This is a question that has come up in the last two classes I taught, so I figured we should address it. Many moms (ok, most moms) have no idea what to expect when it comes to breastfeeding, and then the thought of returning to work and pumping, and then comes weaning. Many parents seem to be concerned with the ending of the breastfeeding relationship and when this should happen.
Let’s look at what the American Academy of Pediatcrics has to say:
Breastfeeding is a natural and beneficial source of nutrition and provides the healthiest start for an infant. In addition to the nutritional benefits, breastfeeding promotes a unique and emotional connection between mother and baby.

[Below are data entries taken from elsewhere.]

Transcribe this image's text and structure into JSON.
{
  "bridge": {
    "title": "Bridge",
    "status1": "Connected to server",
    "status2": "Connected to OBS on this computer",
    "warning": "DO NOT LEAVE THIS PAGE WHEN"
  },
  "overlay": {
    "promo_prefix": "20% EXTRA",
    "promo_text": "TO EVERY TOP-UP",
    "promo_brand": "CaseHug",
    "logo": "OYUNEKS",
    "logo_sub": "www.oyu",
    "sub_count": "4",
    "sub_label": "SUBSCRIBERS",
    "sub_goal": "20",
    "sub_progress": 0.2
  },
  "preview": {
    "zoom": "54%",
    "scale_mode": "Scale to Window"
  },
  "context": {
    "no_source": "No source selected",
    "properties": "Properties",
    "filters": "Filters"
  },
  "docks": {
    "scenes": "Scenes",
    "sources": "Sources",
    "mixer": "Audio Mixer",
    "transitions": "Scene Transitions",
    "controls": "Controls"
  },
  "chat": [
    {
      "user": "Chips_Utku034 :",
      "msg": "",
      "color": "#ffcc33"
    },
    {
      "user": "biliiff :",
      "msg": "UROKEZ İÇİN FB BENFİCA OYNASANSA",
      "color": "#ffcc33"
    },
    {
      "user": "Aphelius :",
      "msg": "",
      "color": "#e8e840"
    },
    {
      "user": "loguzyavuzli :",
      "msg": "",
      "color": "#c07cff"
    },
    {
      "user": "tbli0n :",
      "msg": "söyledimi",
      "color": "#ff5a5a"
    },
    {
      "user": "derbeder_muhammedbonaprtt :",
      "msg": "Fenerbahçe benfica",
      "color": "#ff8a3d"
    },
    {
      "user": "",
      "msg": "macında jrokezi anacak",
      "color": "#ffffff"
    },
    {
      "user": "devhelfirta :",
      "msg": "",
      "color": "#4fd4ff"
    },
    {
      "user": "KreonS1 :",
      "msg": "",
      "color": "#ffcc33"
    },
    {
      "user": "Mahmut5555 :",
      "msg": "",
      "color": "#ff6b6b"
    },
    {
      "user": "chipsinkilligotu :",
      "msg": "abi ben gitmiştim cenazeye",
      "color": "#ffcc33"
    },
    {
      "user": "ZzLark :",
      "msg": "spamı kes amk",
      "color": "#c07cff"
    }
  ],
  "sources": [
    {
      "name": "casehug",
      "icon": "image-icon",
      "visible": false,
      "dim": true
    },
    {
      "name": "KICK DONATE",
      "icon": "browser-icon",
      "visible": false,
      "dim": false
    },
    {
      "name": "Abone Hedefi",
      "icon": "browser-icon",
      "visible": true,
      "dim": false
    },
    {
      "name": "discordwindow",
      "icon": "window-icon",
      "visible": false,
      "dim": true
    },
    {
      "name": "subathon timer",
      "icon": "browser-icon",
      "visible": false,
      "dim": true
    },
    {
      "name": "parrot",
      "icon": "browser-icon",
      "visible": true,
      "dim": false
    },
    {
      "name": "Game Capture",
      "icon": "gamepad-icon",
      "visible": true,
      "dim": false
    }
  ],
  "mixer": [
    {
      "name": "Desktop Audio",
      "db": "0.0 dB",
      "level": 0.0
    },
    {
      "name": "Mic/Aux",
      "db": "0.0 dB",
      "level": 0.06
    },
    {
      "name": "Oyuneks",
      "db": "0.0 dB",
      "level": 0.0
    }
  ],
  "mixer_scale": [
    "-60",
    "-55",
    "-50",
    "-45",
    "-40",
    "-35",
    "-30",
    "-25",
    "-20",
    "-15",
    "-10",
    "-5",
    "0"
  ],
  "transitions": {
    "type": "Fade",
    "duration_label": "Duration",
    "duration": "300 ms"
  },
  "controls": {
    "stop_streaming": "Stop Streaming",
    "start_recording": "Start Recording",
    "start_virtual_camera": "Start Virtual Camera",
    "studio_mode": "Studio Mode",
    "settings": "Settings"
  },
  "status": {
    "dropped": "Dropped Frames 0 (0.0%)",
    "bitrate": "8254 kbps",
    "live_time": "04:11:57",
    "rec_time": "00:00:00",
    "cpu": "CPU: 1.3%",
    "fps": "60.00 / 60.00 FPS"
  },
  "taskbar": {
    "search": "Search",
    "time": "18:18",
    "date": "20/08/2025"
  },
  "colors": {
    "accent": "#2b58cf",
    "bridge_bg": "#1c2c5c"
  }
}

In the policy statement, “Breastfeeding and the Use of Human Milk,” published in the March 2012 issue of Pediatrics (published online Feb. 27), the American Academy of Pediatrics (AAP) reaffirms its recommendation of exclusive breastfeeding for about the first six months of a baby’s life, followed by breastfeeding in combination with the introduction of complementary foods until at least 12 months of age, and continuation of breastfeeding for as long as mutually desired by mother and baby.
They go on to discuss many reasons breastfeeding is important.
Another great resource is the World Health Organization, what is their thought about breastfeeding?
Exclusive breastfeeding is recommended up to 6 months of age, with continued breastfeeding along with appropriate complementary foods up to two years of age or beyond.
So the recommendation is to introduce solid foods and/or water around 6 months, but continue breastfeeding for 1 – 2 years.
What does science tell us? Anthropologist Katherine Dettwyler tells us that human babies naturally wean between 2.5 and 7 years of age. There are many reasons to continue breastfeeding as long as you and your baby are happy.
As with everything in motherhood, breastfeeding is not a one size fits all approach. Every mother/baby dyad has a different set of circumstances to work within. Breastfeeding is really important for both moms and babies, and there is never a point where your milk becomes bad for your little one. Unfortunately we live in a society that tells moms that ‘breast is best’ but then turns around and says, ‘but not if I have to see it’. We preach about the importance of breastfeeding and do little to actually support families through the process.
The CDC Breastfeeding Report Card tells us that 76% of moms initiate breastfeeding, but only 16% meet the WHO & APP recommendation for exclusive breastfeeding for the first 6 months. And only 27% of moms are still breastfeeding at 12 months, which is the minimum age of weaning recommended by the AAP, and still a year shy of the WHO recommendations.
I tell moms that I can’t tell them when they should stop breastfeeding, but we know that breastmilk is never bad for babies, and they won’t go to college still nursing. Only you can decide what your breastfeeding relationship will look like. But don’t sell yourself short, and don’t let the fear of the unknown stop you from doing something you feel is best for you and your baby. Surround yourself with positive people who will support you through your breastfeeding relationship and follow your baby’s lead. You can’t go wrong when you follow your baby’s lead.
How long did you intend to breastfeed? Did you achieve your goals?